The church of St. Joseph was built because the then Bishop of Liverpool, Dr. Goss, wanted churches to be built near to the people they served. The chapel of St. Marie on the Sands had become too small for the congregation by the mid-1860s. The population in the neighbouring Birkdale had grown from 1,286 in 1861 to 3,375 in 1871. This growth continued into the twentieth century, so it was decided to found a new mission to meet the needs of the time.
As the great Gothic revivalist Augustus Charles Pugin worked on Scarisbrick Hall, his son Edward Welby designed and oversaw the building of the church in Birkdale. Thomas Weld Blundell, who had started a development called Birkdale Park consisting of neat villas and mansions, gave land at the corner of York Road and Albert Road (now Saxon Road), to build a church, and a house for the priest. The congregation consisted mostly of poor Catholic labouring families that lived on the east side of the railway. The estimated cost of the new church was £3,000 of which Thomas Weld Blundell generously donated the first thousand. The builder who was chosen for the work, Mr Livesey of Scarisbrick, built it for £2,050.
Bishop Goss came to lay the foundation stone on 15 October, 1865. The Southport Visiter described this ceremony and said that Bishop Goss “was assisted by Canon Hedson, Canon Henry Fisher and Canon J. Fisher. All these dignitaries were clad in their canonicals, and with their attendants, presented a very striking appearance. The Bishop, with his fine portly figure, his rich robes, his mitre and crozier was especially noticeable.
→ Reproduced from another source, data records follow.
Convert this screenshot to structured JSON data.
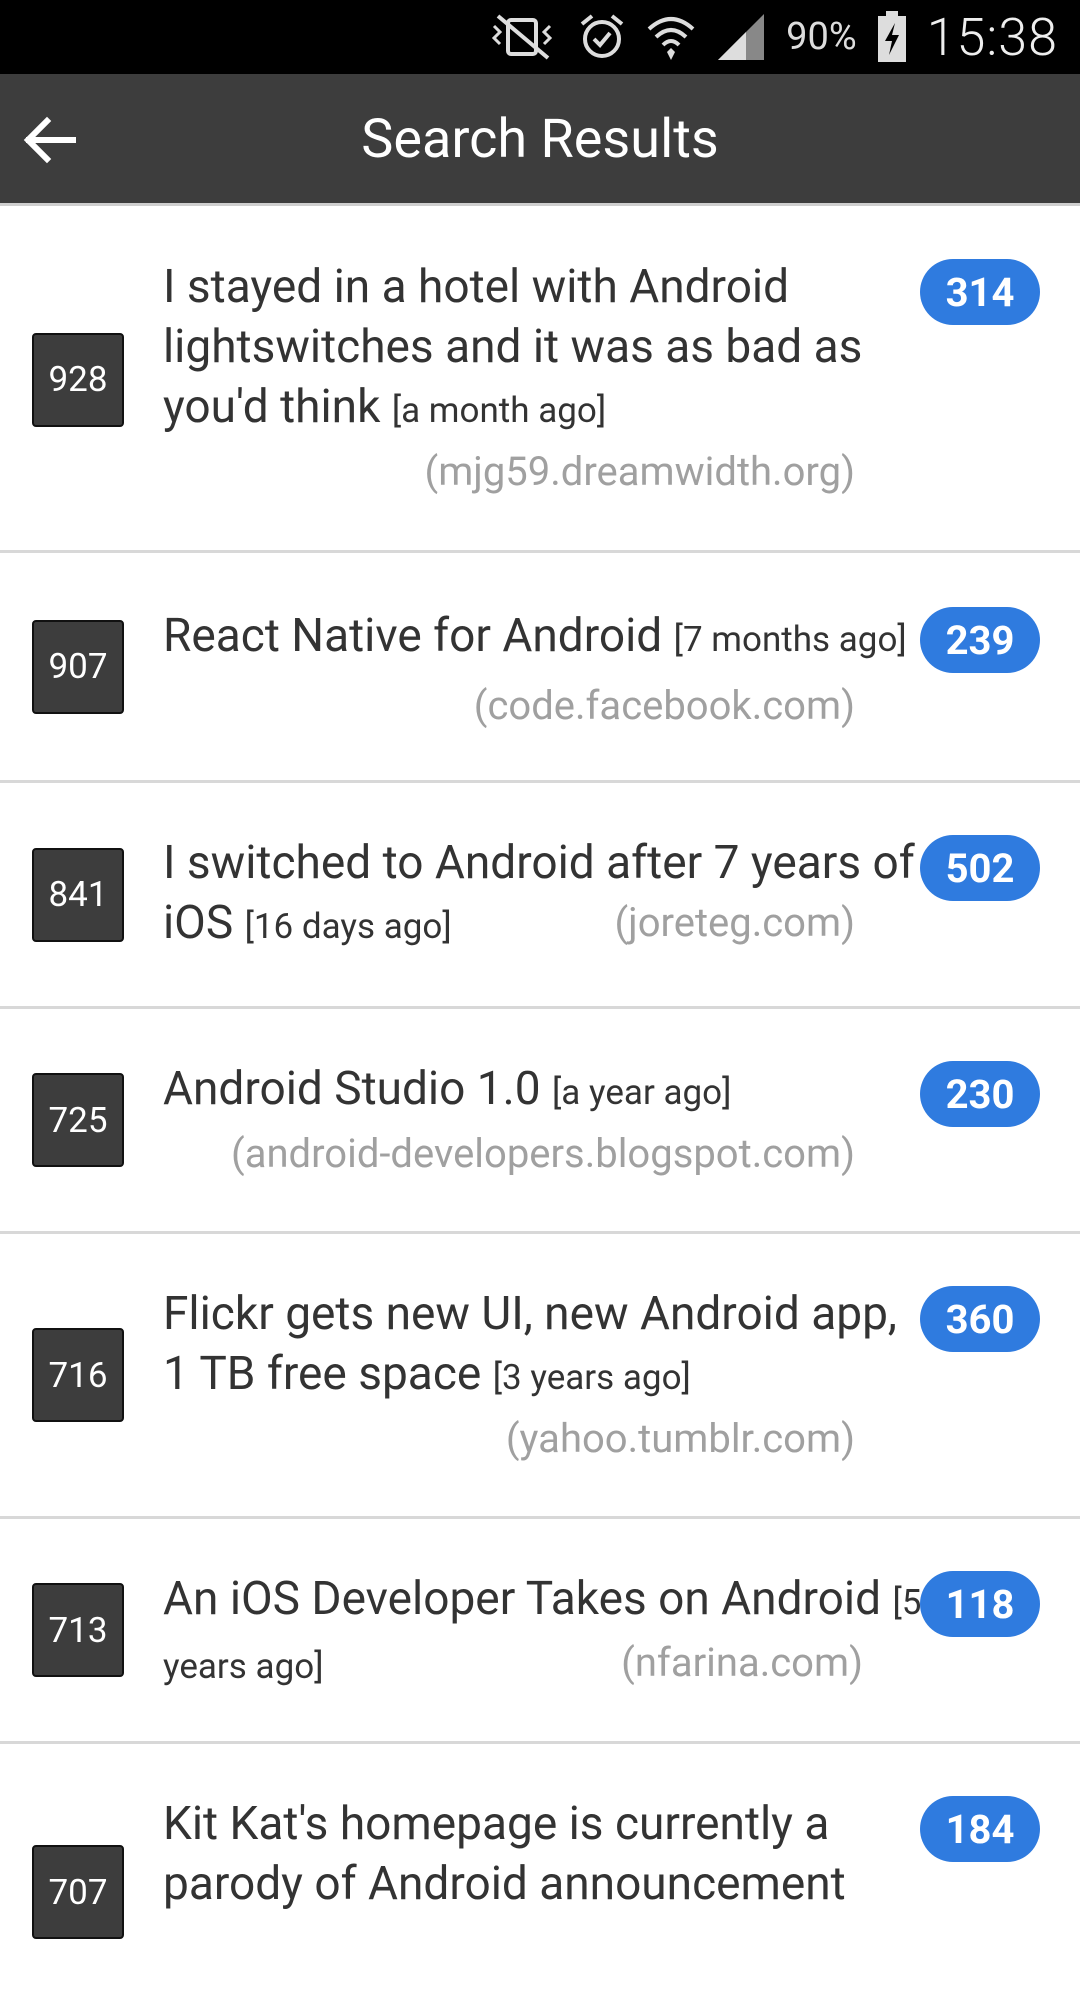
{
  "status_bar": {
    "battery_percent": "90%",
    "time": "15:38",
    "icons": [
      "vibrate-off-icon",
      "alarm-icon",
      "wifi-icon",
      "cell-signal-icon",
      "battery-charging-icon"
    ]
  },
  "app_bar": {
    "title": "Search Results",
    "back_icon": "arrow-back-icon"
  },
  "results": [
    {
      "rank": "928",
      "title": "I stayed in a hotel with Android lightswitches and it was as bad as you'd think",
      "age": "[a month ago]",
      "domain": "(mjg59.dreamwidth.org)",
      "comments": "314"
    },
    {
      "rank": "907",
      "title": "React Native for Android",
      "age": "[7 months ago]",
      "domain": "(code.facebook.com)",
      "comments": "239"
    },
    {
      "rank": "841",
      "title": "I switched to Android after 7 years of iOS",
      "age": "[16 days ago]",
      "domain": "(joreteg.com)",
      "comments": "502"
    },
    {
      "rank": "725",
      "title": "Android Studio 1.0",
      "age": "[a year ago]",
      "domain": "(android-developers.blogspot.com)",
      "comments": "230"
    },
    {
      "rank": "716",
      "title": "Flickr gets new UI, new Android app, 1 TB free space",
      "age": "[3 years ago]",
      "domain": "(yahoo.tumblr.com)",
      "comments": "360"
    },
    {
      "rank": "713",
      "title": "An iOS Developer Takes on Android",
      "age": "[5 years ago]",
      "domain": "(nfarina.com)",
      "comments": "118"
    },
    {
      "rank": "707",
      "title": "Kit Kat's homepage is currently a parody of Android announcement",
      "age": "",
      "domain": "",
      "comments": "184"
    }
  ]
}
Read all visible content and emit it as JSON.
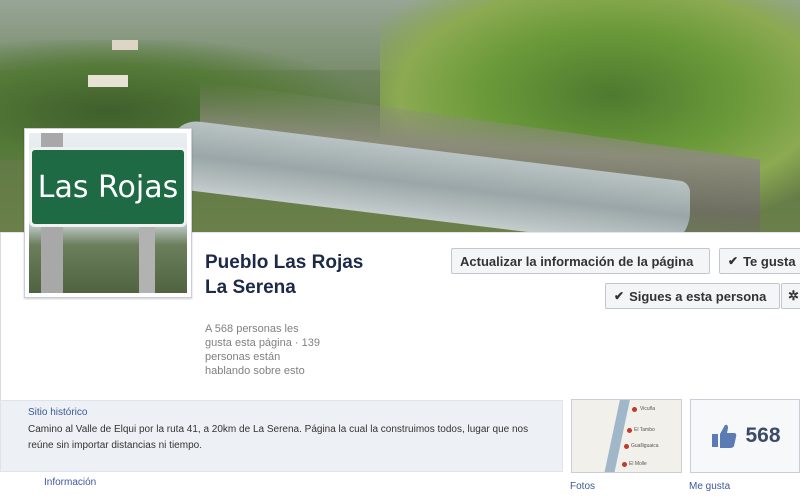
{
  "cover": {
    "alt": ""
  },
  "profile": {
    "sign_text": "Las Rojas"
  },
  "page": {
    "name": "Pueblo Las Rojas La Serena",
    "stats": "A 568 personas les gusta esta página · 139 personas están hablando sobre esto"
  },
  "actions": {
    "update_label": "Actualizar la información de la página",
    "like_label": "Te gusta",
    "follow_label": "Sigues a esta persona",
    "gear_icon": "gear-icon",
    "check_icon": "check-icon"
  },
  "about": {
    "category": "Sitio histórico",
    "description": "Camino al Valle de Elqui por la ruta 41, a 20km de La Serena. Página la cual la construimos todos, lugar que nos reúne sin importar distancias ni tiempo.",
    "link_label": "Información"
  },
  "photos": {
    "label": "Fotos",
    "map_labels": [
      "Vicuña",
      "El Tambo",
      "Gualliguaica",
      "El Molle"
    ]
  },
  "likes": {
    "count": "568",
    "label": "Me gusta",
    "icon": "thumbs-up-icon"
  },
  "colors": {
    "link": "#3b5998",
    "name": "#1c2a47",
    "sign_green": "#1d6a45"
  }
}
The first part of the service was, of course, all in Latin, and was held on a platform before which a large cross was erected. Afterwards the Bishop and the rest of the clergy passed to a higher platform, and there the stone was blessed and sprinkled with holy water and laid in place. Prayers were then offered, including the invocation of the Saints, and the Bishop finally proceeded to consecrate the ground, walking round the site of the church followed by the other clergy and sprinkling it with holy water.” The paper estimated that two thousand people attended the ceremony, a third of whom were not Catholics.
The church was formally opened on 10 May, 1867. Again, Bishop Goss was in attendance, assisted by Canon James Fisher and Canon John Wallwork. High Mass was celebrated by the Rev. Dr. Fisher, with Canon John Walker and Fr. Charles Teebay as deacon and sub-deacon. The Visiter reported that “most of the influential families in the neighbourhood were present and that many from Liverpool also attended.” Later in the day the Bishop assisted at Vespers and Benediction. On both occasions a collection was taken raising nearly eighty pounds!
The first priest at St Marie’s, Fr. Abraham, had retired to Birkdale and donated the church bell.
The Weld Blundell Family continued to be great benefactors to the Catholic Church in Birkdale. They gave land for St Joseph’s, stipulating that it was to be used only for a church and a rectory. A century before, the same benefactors had given land for a school to be built for the children of their tenants which opened in 1750 and was called Birkdale Day School. Over a hundred years later the number of children had grown and the need for a larger school prompted them to donate land in Everton Road for St Joseph’s school. Later a church and presbytery were established adjacent to the school which then was renamed after the patron of the new parish, St. Teresa of Avila.